Provided records below:

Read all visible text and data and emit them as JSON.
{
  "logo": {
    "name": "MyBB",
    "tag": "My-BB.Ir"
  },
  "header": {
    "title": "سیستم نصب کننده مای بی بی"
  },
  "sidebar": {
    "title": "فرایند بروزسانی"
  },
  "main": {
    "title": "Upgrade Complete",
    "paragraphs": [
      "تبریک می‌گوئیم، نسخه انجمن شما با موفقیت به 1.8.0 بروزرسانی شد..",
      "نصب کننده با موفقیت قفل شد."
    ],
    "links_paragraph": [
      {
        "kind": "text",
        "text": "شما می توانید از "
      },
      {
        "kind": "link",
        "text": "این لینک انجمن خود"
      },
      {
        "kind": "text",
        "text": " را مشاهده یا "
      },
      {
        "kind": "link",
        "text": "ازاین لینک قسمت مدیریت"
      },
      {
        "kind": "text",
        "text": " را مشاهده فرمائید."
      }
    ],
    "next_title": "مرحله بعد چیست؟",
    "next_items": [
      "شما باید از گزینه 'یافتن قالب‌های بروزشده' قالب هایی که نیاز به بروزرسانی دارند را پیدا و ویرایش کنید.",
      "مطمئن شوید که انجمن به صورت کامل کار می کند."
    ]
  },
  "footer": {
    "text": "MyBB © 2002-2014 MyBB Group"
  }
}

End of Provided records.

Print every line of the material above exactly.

§ **Written reply**
Read all visible text and data and emit them as JSON.
{
  "logo": {
    "name": "MyBB",
    "tag": "My-BB.Ir"
  },
  "header": {
    "title": "سیستم نصب کننده مای بی بی"
  },
  "sidebar": {
    "title": "فرایند بروزسانی"
  },
  "main": {
    "title": "Upgrade Complete",
    "paragraphs": [
      "تبریک می‌گوئیم، نسخه انجمن شما با موفقیت به 1.8.0 بروزرسانی شد..",
      "نصب کننده با موفقیت قفل شد."
    ],
    "links_paragraph": [
      {
        "kind": "text",
        "text": "شما می توانید از "
      },
      {
        "kind": "link",
        "text": "این لینک انجمن خود"
      },
      {
        "kind": "text",
        "text": " را مشاهده یا "
      },
      {
        "kind": "link",
        "text": "ازاین لینک قسمت مدیریت"
      },
      {
        "kind": "text",
        "text": " را مشاهده فرمائید."
      }
    ],
    "next_title": "مرحله بعد چیست؟",
    "next_items": [
      "شما باید از گزینه 'یافتن قالب‌های بروزشده' قالب هایی که نیاز به بروزرسانی دارند را پیدا و ویرایش کنید.",
      "مطمئن شوید که انجمن به صورت کامل کار می کند."
    ]
  },
  "footer": {
    "text": "MyBB © 2002-2014 MyBB Group"
  }
}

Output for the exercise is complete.